(Your assignment): In the records below, find each line with the word "arrow" and copy it.

━━ Exercise data

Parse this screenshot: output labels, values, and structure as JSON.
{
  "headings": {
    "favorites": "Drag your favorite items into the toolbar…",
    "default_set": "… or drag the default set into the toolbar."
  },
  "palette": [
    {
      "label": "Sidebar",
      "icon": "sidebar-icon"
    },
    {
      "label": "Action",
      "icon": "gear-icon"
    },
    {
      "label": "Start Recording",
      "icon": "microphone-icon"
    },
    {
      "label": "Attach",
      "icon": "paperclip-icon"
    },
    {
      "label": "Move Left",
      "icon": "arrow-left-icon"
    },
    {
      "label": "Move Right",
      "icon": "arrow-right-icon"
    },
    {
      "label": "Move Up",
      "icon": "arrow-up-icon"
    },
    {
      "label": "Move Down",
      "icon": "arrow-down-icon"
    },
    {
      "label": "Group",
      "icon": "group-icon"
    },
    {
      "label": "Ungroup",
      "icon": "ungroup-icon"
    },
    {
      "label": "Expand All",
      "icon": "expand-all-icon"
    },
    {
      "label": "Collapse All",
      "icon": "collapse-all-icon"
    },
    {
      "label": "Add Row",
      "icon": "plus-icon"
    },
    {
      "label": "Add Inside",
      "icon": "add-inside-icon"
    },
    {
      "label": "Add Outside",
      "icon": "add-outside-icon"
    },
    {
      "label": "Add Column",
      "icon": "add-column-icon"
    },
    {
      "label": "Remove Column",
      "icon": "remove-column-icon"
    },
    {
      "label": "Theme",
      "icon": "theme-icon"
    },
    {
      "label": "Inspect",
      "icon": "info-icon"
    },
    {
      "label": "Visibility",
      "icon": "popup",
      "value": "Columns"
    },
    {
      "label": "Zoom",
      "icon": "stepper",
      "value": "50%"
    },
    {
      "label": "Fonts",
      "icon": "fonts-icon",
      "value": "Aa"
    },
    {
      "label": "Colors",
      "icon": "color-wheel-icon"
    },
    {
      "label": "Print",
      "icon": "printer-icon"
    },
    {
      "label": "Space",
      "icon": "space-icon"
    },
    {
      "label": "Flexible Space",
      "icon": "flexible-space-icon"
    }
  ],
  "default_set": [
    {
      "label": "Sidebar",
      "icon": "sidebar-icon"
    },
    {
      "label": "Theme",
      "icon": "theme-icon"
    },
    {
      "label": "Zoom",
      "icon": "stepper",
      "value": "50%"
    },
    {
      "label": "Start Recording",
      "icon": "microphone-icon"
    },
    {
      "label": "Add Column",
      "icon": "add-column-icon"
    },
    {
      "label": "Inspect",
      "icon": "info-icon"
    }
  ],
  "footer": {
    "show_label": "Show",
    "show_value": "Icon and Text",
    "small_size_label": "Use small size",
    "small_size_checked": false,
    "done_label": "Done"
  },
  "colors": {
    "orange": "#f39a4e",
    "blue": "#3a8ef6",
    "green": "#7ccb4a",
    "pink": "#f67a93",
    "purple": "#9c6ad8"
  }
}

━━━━

(Result of the task):
      "icon": "arrow-left-icon"
      "icon": "arrow-right-icon"
      "icon": "arrow-up-icon"
      "icon": "arrow-down-icon"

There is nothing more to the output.